> **What the task requires**:
Look through the entries below for the string "doch", and copy each line where it is found.

> **Provided records**:
++++++

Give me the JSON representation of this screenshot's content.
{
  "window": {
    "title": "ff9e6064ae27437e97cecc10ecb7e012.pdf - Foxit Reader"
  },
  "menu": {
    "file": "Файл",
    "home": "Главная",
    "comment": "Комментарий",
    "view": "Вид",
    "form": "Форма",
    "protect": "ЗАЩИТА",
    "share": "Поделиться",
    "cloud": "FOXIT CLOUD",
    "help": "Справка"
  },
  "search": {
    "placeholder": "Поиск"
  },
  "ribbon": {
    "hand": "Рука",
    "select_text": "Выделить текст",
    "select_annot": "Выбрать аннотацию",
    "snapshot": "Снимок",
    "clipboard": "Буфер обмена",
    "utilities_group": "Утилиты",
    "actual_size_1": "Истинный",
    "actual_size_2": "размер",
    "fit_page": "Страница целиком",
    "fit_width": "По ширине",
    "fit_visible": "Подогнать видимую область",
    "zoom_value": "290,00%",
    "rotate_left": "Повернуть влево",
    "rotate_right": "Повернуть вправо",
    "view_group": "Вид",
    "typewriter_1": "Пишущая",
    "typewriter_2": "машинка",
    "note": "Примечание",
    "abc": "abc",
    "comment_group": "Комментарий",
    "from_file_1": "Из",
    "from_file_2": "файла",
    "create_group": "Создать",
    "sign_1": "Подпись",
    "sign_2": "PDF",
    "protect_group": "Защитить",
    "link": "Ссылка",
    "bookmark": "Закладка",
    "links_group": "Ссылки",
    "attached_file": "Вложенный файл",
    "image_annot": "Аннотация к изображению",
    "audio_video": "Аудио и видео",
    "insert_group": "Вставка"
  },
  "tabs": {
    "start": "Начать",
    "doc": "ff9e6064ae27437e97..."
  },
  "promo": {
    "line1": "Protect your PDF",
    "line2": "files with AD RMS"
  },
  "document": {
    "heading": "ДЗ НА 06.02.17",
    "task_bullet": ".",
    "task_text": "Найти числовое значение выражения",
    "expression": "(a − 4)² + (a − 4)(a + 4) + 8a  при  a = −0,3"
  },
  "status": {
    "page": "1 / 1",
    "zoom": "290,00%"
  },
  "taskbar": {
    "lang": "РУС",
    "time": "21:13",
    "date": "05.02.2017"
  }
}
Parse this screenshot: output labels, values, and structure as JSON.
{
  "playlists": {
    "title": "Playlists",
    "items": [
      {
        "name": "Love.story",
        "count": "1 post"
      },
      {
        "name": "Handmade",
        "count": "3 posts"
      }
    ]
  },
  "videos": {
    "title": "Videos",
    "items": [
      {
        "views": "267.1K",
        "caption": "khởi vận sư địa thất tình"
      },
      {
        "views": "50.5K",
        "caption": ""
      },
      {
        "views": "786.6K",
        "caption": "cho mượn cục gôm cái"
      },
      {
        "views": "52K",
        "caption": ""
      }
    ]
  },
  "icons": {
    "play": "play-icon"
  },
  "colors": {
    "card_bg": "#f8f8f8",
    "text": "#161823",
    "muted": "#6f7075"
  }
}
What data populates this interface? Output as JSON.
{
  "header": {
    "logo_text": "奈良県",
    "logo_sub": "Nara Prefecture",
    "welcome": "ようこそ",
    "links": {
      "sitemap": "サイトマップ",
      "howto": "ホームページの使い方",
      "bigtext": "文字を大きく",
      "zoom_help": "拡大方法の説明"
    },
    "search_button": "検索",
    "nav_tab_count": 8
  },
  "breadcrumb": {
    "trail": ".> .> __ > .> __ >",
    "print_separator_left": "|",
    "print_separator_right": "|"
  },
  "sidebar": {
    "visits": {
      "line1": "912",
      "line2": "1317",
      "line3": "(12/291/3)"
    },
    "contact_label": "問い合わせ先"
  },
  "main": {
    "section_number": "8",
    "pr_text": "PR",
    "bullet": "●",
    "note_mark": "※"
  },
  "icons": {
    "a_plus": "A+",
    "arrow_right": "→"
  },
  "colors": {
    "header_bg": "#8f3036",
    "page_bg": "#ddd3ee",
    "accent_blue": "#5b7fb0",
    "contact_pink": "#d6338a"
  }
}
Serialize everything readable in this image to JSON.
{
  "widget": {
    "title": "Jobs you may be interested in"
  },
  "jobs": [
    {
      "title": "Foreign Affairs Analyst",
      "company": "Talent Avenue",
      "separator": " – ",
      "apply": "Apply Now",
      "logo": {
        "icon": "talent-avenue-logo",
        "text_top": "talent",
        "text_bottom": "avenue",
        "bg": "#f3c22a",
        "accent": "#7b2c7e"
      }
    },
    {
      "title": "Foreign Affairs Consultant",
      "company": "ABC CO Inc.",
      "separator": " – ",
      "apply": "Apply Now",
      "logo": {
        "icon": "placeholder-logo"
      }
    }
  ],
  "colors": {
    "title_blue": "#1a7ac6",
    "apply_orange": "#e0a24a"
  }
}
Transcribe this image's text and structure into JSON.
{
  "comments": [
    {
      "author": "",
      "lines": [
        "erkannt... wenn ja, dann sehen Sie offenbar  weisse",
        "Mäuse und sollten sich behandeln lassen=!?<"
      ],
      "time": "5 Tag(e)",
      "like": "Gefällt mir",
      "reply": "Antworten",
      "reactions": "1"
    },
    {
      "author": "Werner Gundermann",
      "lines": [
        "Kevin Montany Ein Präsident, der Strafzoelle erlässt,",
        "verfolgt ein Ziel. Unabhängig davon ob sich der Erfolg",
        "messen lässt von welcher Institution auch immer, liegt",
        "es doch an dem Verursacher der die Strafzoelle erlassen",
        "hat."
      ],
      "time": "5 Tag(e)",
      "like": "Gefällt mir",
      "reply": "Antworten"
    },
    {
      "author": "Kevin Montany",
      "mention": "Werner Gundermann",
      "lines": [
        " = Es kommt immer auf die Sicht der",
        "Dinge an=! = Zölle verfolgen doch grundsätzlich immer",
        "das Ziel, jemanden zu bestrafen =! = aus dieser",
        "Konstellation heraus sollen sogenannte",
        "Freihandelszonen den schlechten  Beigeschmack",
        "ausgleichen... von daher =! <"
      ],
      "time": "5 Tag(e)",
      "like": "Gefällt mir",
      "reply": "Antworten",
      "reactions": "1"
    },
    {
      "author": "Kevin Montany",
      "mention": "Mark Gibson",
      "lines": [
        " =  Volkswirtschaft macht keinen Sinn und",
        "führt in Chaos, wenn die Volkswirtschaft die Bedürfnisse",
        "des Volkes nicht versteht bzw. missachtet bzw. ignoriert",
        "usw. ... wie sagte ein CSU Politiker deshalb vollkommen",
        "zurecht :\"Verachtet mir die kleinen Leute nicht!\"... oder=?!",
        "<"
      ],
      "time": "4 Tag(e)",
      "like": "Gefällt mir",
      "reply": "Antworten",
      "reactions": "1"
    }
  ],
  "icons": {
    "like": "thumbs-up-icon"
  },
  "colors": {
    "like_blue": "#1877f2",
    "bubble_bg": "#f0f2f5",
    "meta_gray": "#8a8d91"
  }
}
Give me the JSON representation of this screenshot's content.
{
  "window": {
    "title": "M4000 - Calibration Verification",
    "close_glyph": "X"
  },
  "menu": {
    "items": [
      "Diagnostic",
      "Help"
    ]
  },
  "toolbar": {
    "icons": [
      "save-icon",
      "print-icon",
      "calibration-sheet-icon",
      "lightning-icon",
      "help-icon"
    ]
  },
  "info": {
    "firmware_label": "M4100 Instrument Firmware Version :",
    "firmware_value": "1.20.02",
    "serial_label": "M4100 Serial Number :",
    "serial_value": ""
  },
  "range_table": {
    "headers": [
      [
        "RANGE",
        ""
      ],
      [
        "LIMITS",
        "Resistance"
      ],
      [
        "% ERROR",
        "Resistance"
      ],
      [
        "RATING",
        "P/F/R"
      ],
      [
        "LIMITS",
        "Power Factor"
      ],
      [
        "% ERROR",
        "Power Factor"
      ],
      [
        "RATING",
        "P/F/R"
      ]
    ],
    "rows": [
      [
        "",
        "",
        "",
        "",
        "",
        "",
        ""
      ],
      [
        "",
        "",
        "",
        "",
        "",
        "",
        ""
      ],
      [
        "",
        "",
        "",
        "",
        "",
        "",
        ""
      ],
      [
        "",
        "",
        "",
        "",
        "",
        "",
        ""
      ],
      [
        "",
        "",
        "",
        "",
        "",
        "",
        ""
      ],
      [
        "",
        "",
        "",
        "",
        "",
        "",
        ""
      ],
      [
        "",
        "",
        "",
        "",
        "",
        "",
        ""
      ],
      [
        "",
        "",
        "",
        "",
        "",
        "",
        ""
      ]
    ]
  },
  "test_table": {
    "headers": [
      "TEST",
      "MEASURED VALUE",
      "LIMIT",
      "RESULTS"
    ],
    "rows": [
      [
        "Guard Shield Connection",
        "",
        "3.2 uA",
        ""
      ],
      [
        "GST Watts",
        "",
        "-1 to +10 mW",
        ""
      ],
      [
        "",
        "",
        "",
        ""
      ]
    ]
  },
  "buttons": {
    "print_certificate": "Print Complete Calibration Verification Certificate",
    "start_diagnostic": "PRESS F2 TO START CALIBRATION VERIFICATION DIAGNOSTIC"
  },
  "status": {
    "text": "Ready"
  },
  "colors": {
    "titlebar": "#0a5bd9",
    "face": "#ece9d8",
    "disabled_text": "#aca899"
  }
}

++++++

> **Solution**:
        "es doch an dem Verursacher der die Strafzoelle erlassen",
        "Dinge an=! = Zölle verfolgen doch grundsätzlich immer",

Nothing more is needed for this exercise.